Bibliographic information
N°:
833
Pages
32
DOI
10.1787/5kgkdgfkxrr2-en

Cacher / Voir l'abstract

The housing market figures among the main determinants of labour mobility, as households seldom make employment and housing decisions independently of each other. This interdependence is likely to strengthen as the cost of commuting increases, due to worsening road congestion or measures that would raise fuel prices, for example to counter global warming. The Dutch housing market is more rigid than in many other OECD countries, as the result of numerous government interventions. Boosting labour mobility by easing rigidities would improve labour resource utilisation, which will be especially important as the labour force contracts with ageing. The rental sector could be made more attractive and flexible by dismantling strict rent regulation and rigid allocation mechanisms in the social housing sector. Lowering tax incentives to homeowners would improve the allocation of scarce capital and reduce house prices. Easing strict land-use and zoning regulation would increase the supply of all types of housing, reducing prices and allowing the housing stock to adjust better to residents’ needs. This Working Paper relates to the 2010 OECD Economic Survey of the Netherlands (www.oecd.org/eco/surveys/ netherlands).

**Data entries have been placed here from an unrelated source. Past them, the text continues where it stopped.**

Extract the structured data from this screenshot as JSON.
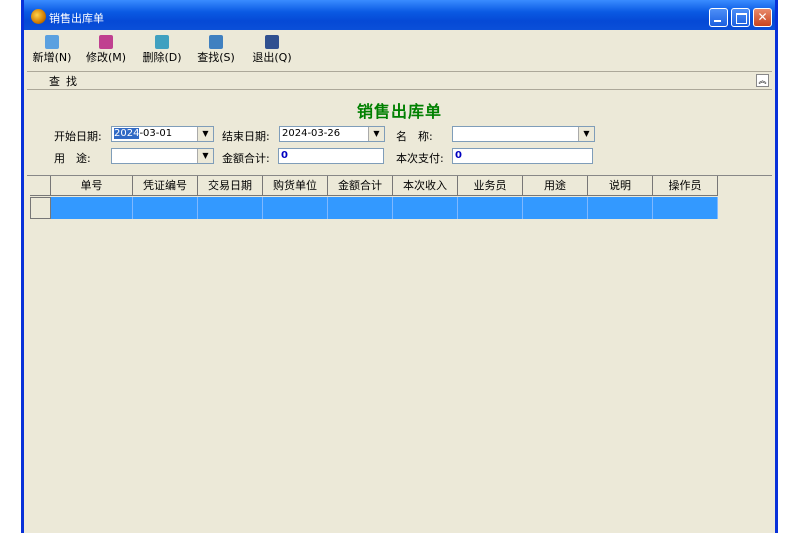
{
  "window": {
    "title": "销售出库单"
  },
  "toolbar": [
    {
      "label": "新增(N)",
      "icon": "add-icon",
      "color": "#5aa0e0"
    },
    {
      "label": "修改(M)",
      "icon": "edit-icon",
      "color": "#c04090"
    },
    {
      "label": "删除(D)",
      "icon": "delete-icon",
      "color": "#40a0c0"
    },
    {
      "label": "查找(S)",
      "icon": "find-icon",
      "color": "#4080c0"
    },
    {
      "label": "退出(Q)",
      "icon": "exit-icon",
      "color": "#305090"
    }
  ],
  "search_bar": {
    "label": "查找"
  },
  "form": {
    "title": "销售出库单",
    "start_date_label": "开始日期:",
    "start_date_sel": "2024",
    "start_date_rest": "-03-01",
    "end_date_label": "结束日期:",
    "end_date": "2024-03-26",
    "name_label": "名　称:",
    "name_value": "",
    "purpose_label": "用　途:",
    "purpose_value": "",
    "total_label": "金额合计:",
    "total_value": "0",
    "payment_label": "本次支付:",
    "payment_value": "0"
  },
  "table": {
    "columns": [
      "单号",
      "凭证编号",
      "交易日期",
      "购货单位",
      "金额合计",
      "本次收入",
      "业务员",
      "用途",
      "说明",
      "操作员"
    ],
    "rows": [
      [
        "",
        "",
        "",
        "",
        "",
        "",
        "",
        "",
        "",
        ""
      ]
    ]
  },
  "colors": {
    "titlebar": "#0a5ae3",
    "form_title": "#008000",
    "selected_row": "#3399ff"
  }
}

Mots-clés:
labour mobility, social housing, rent regulation, housing, own-occupied housing
Classification JEL:
  • J61: Labor and Demographic Economics / Mobility, Unemployment, and Vacancies / Geographic Labor Mobility; Immigrant Workers
  • R23: Urban, Rural, Regional, Real Estate, and Transportation Economics / Household Analysis / Regional Migration; Regional Labor Markets; Population; Neighborhood Characteristics
  • R3: Urban, Rural, Regional, Real Estate, and Transportation Economics / Real Estate Markets, Production Analysis, and Firm Location